* [Task details] Set down the material again. Keep every line exactly as it is.

START Data shown

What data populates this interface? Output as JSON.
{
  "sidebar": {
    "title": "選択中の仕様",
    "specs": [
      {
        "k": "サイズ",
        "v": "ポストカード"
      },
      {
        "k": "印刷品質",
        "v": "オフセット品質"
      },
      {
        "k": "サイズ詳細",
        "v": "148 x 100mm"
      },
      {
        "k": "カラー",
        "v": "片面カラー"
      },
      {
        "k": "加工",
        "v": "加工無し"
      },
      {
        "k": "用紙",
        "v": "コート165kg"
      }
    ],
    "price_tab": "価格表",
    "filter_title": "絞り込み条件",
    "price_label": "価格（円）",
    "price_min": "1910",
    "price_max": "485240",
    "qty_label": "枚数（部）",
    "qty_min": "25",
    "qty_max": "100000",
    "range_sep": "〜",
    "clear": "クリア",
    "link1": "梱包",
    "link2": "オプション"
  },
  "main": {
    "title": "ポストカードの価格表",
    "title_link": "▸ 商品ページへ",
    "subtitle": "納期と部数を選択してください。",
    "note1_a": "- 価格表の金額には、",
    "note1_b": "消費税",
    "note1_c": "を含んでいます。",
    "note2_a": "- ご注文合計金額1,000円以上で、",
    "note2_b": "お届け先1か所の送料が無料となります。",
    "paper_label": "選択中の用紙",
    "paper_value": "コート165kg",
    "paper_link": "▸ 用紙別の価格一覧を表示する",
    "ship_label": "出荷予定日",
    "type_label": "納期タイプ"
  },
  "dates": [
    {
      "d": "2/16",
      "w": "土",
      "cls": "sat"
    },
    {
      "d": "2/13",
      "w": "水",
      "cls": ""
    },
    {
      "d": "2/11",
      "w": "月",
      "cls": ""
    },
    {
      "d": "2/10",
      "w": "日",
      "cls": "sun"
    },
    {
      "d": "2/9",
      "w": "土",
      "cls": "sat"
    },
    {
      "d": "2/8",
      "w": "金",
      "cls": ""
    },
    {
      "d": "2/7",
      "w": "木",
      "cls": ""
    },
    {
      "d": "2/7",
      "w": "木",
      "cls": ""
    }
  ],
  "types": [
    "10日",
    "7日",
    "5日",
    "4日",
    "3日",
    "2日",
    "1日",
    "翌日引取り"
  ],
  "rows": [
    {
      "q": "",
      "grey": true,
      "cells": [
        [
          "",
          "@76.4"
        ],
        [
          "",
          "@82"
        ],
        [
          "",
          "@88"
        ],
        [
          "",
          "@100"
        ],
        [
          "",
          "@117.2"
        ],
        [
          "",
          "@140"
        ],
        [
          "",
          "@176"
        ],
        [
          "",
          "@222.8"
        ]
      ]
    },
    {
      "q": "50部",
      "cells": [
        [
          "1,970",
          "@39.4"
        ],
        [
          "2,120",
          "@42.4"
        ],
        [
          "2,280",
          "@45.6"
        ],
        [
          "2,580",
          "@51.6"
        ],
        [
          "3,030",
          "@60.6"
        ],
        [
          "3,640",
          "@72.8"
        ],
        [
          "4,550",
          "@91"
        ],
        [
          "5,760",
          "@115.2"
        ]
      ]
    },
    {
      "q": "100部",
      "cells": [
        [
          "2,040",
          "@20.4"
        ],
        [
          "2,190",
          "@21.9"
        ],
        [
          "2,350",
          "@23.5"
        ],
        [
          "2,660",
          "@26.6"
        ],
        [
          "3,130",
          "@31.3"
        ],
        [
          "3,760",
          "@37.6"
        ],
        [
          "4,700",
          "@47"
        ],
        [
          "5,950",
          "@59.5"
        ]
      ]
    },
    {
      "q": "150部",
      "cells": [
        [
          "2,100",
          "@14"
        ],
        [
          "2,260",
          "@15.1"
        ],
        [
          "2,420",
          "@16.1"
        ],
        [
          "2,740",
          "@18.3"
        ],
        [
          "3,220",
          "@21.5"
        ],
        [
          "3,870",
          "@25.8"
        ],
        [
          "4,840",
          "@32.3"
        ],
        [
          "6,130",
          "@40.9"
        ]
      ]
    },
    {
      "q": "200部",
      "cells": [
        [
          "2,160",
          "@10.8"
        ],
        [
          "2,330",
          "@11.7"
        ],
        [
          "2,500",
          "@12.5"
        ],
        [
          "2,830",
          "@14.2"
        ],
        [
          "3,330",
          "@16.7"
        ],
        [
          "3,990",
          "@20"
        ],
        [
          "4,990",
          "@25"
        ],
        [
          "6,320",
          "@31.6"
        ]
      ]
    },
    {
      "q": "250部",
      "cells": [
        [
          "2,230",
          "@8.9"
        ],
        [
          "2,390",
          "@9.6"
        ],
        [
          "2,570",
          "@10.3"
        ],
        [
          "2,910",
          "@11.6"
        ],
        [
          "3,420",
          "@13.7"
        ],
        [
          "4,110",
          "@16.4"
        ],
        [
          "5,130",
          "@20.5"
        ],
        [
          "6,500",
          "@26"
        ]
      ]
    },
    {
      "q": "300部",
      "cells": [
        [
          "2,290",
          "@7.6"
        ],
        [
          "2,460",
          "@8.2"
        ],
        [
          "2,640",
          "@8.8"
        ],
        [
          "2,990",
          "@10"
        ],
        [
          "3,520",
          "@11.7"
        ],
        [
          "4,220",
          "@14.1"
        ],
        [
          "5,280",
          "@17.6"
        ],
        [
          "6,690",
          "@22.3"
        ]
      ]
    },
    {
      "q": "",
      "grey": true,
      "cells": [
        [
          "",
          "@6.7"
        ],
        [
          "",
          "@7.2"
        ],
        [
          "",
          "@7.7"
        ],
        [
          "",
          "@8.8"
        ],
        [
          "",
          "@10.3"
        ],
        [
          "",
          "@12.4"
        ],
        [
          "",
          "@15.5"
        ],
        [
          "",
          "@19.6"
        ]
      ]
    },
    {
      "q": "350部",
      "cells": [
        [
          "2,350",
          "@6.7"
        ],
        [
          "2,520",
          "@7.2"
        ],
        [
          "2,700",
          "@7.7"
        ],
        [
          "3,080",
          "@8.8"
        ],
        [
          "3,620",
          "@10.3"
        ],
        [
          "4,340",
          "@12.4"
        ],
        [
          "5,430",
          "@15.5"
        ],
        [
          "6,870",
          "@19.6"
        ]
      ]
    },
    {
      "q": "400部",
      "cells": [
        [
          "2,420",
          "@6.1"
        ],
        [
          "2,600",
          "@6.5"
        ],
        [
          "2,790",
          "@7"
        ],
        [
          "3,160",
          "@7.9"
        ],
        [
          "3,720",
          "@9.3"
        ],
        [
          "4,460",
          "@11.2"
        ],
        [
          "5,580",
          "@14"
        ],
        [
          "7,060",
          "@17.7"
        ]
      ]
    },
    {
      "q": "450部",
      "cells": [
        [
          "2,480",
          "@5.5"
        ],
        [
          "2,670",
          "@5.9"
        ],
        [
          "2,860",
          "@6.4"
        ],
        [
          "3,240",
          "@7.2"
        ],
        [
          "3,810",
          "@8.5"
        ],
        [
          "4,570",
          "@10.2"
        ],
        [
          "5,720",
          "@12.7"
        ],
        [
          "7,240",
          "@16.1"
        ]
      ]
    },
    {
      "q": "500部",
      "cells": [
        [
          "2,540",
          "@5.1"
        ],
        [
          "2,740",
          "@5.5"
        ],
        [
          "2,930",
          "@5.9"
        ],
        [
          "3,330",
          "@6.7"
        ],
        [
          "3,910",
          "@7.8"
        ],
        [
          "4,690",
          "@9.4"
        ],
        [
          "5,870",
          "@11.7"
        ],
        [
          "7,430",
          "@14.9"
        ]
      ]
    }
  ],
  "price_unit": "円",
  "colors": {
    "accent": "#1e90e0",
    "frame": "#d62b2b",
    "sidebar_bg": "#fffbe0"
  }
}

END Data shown

* [Answer below]
What data populates this interface? Output as JSON.
{
  "sidebar": {
    "title": "選択中の仕様",
    "specs": [
      {
        "k": "サイズ",
        "v": "ポストカード"
      },
      {
        "k": "印刷品質",
        "v": "オフセット品質"
      },
      {
        "k": "サイズ詳細",
        "v": "148 x 100mm"
      },
      {
        "k": "カラー",
        "v": "片面カラー"
      },
      {
        "k": "加工",
        "v": "加工無し"
      },
      {
        "k": "用紙",
        "v": "コート165kg"
      }
    ],
    "price_tab": "価格表",
    "filter_title": "絞り込み条件",
    "price_label": "価格（円）",
    "price_min": "1910",
    "price_max": "485240",
    "qty_label": "枚数（部）",
    "qty_min": "25",
    "qty_max": "100000",
    "range_sep": "〜",
    "clear": "クリア",
    "link1": "梱包",
    "link2": "オプション"
  },
  "main": {
    "title": "ポストカードの価格表",
    "title_link": "▸ 商品ページへ",
    "subtitle": "納期と部数を選択してください。",
    "note1_a": "- 価格表の金額には、",
    "note1_b": "消費税",
    "note1_c": "を含んでいます。",
    "note2_a": "- ご注文合計金額1,000円以上で、",
    "note2_b": "お届け先1か所の送料が無料となります。",
    "paper_label": "選択中の用紙",
    "paper_value": "コート165kg",
    "paper_link": "▸ 用紙別の価格一覧を表示する",
    "ship_label": "出荷予定日",
    "type_label": "納期タイプ"
  },
  "dates": [
    {
      "d": "2/16",
      "w": "土",
      "cls": "sat"
    },
    {
      "d": "2/13",
      "w": "水",
      "cls": ""
    },
    {
      "d": "2/11",
      "w": "月",
      "cls": ""
    },
    {
      "d": "2/10",
      "w": "日",
      "cls": "sun"
    },
    {
      "d": "2/9",
      "w": "土",
      "cls": "sat"
    },
    {
      "d": "2/8",
      "w": "金",
      "cls": ""
    },
    {
      "d": "2/7",
      "w": "木",
      "cls": ""
    },
    {
      "d": "2/7",
      "w": "木",
      "cls": ""
    }
  ],
  "types": [
    "10日",
    "7日",
    "5日",
    "4日",
    "3日",
    "2日",
    "1日",
    "翌日引取り"
  ],
  "rows": [
    {
      "q": "",
      "grey": true,
      "cells": [
        [
          "",
          "@76.4"
        ],
        [
          "",
          "@82"
        ],
        [
          "",
          "@88"
        ],
        [
          "",
          "@100"
        ],
        [
          "",
          "@117.2"
        ],
        [
          "",
          "@140"
        ],
        [
          "",
          "@176"
        ],
        [
          "",
          "@222.8"
        ]
      ]
    },
    {
      "q": "50部",
      "cells": [
        [
          "1,970",
          "@39.4"
        ],
        [
          "2,120",
          "@42.4"
        ],
        [
          "2,280",
          "@45.6"
        ],
        [
          "2,580",
          "@51.6"
        ],
        [
          "3,030",
          "@60.6"
        ],
        [
          "3,640",
          "@72.8"
        ],
        [
          "4,550",
          "@91"
        ],
        [
          "5,760",
          "@115.2"
        ]
      ]
    },
    {
      "q": "100部",
      "cells": [
        [
          "2,040",
          "@20.4"
        ],
        [
          "2,190",
          "@21.9"
        ],
        [
          "2,350",
          "@23.5"
        ],
        [
          "2,660",
          "@26.6"
        ],
        [
          "3,130",
          "@31.3"
        ],
        [
          "3,760",
          "@37.6"
        ],
        [
          "4,700",
          "@47"
        ],
        [
          "5,950",
          "@59.5"
        ]
      ]
    },
    {
      "q": "150部",
      "cells": [
        [
          "2,100",
          "@14"
        ],
        [
          "2,260",
          "@15.1"
        ],
        [
          "2,420",
          "@16.1"
        ],
        [
          "2,740",
          "@18.3"
        ],
        [
          "3,220",
          "@21.5"
        ],
        [
          "3,870",
          "@25.8"
        ],
        [
          "4,840",
          "@32.3"
        ],
        [
          "6,130",
          "@40.9"
        ]
      ]
    },
    {
      "q": "200部",
      "cells": [
        [
          "2,160",
          "@10.8"
        ],
        [
          "2,330",
          "@11.7"
        ],
        [
          "2,500",
          "@12.5"
        ],
        [
          "2,830",
          "@14.2"
        ],
        [
          "3,330",
          "@16.7"
        ],
        [
          "3,990",
          "@20"
        ],
        [
          "4,990",
          "@25"
        ],
        [
          "6,320",
          "@31.6"
        ]
      ]
    },
    {
      "q": "250部",
      "cells": [
        [
          "2,230",
          "@8.9"
        ],
        [
          "2,390",
          "@9.6"
        ],
        [
          "2,570",
          "@10.3"
        ],
        [
          "2,910",
          "@11.6"
        ],
        [
          "3,420",
          "@13.7"
        ],
        [
          "4,110",
          "@16.4"
        ],
        [
          "5,130",
          "@20.5"
        ],
        [
          "6,500",
          "@26"
        ]
      ]
    },
    {
      "q": "300部",
      "cells": [
        [
          "2,290",
          "@7.6"
        ],
        [
          "2,460",
          "@8.2"
        ],
        [
          "2,640",
          "@8.8"
        ],
        [
          "2,990",
          "@10"
        ],
        [
          "3,520",
          "@11.7"
        ],
        [
          "4,220",
          "@14.1"
        ],
        [
          "5,280",
          "@17.6"
        ],
        [
          "6,690",
          "@22.3"
        ]
      ]
    },
    {
      "q": "",
      "grey": true,
      "cells": [
        [
          "",
          "@6.7"
        ],
        [
          "",
          "@7.2"
        ],
        [
          "",
          "@7.7"
        ],
        [
          "",
          "@8.8"
        ],
        [
          "",
          "@10.3"
        ],
        [
          "",
          "@12.4"
        ],
        [
          "",
          "@15.5"
        ],
        [
          "",
          "@19.6"
        ]
      ]
    },
    {
      "q": "350部",
      "cells": [
        [
          "2,350",
          "@6.7"
        ],
        [
          "2,520",
          "@7.2"
        ],
        [
          "2,700",
          "@7.7"
        ],
        [
          "3,080",
          "@8.8"
        ],
        [
          "3,620",
          "@10.3"
        ],
        [
          "4,340",
          "@12.4"
        ],
        [
          "5,430",
          "@15.5"
        ],
        [
          "6,870",
          "@19.6"
        ]
      ]
    },
    {
      "q": "400部",
      "cells": [
        [
          "2,420",
          "@6.1"
        ],
        [
          "2,600",
          "@6.5"
        ],
        [
          "2,790",
          "@7"
        ],
        [
          "3,160",
          "@7.9"
        ],
        [
          "3,720",
          "@9.3"
        ],
        [
          "4,460",
          "@11.2"
        ],
        [
          "5,580",
          "@14"
        ],
        [
          "7,060",
          "@17.7"
        ]
      ]
    },
    {
      "q": "450部",
      "cells": [
        [
          "2,480",
          "@5.5"
        ],
        [
          "2,670",
          "@5.9"
        ],
        [
          "2,860",
          "@6.4"
        ],
        [
          "3,240",
          "@7.2"
        ],
        [
          "3,810",
          "@8.5"
        ],
        [
          "4,570",
          "@10.2"
        ],
        [
          "5,720",
          "@12.7"
        ],
        [
          "7,240",
          "@16.1"
        ]
      ]
    },
    {
      "q": "500部",
      "cells": [
        [
          "2,540",
          "@5.1"
        ],
        [
          "2,740",
          "@5.5"
        ],
        [
          "2,930",
          "@5.9"
        ],
        [
          "3,330",
          "@6.7"
        ],
        [
          "3,910",
          "@7.8"
        ],
        [
          "4,690",
          "@9.4"
        ],
        [
          "5,870",
          "@11.7"
        ],
        [
          "7,430",
          "@14.9"
        ]
      ]
    }
  ],
  "price_unit": "円",
  "colors": {
    "accent": "#1e90e0",
    "frame": "#d62b2b",
    "sidebar_bg": "#fffbe0"
  }
}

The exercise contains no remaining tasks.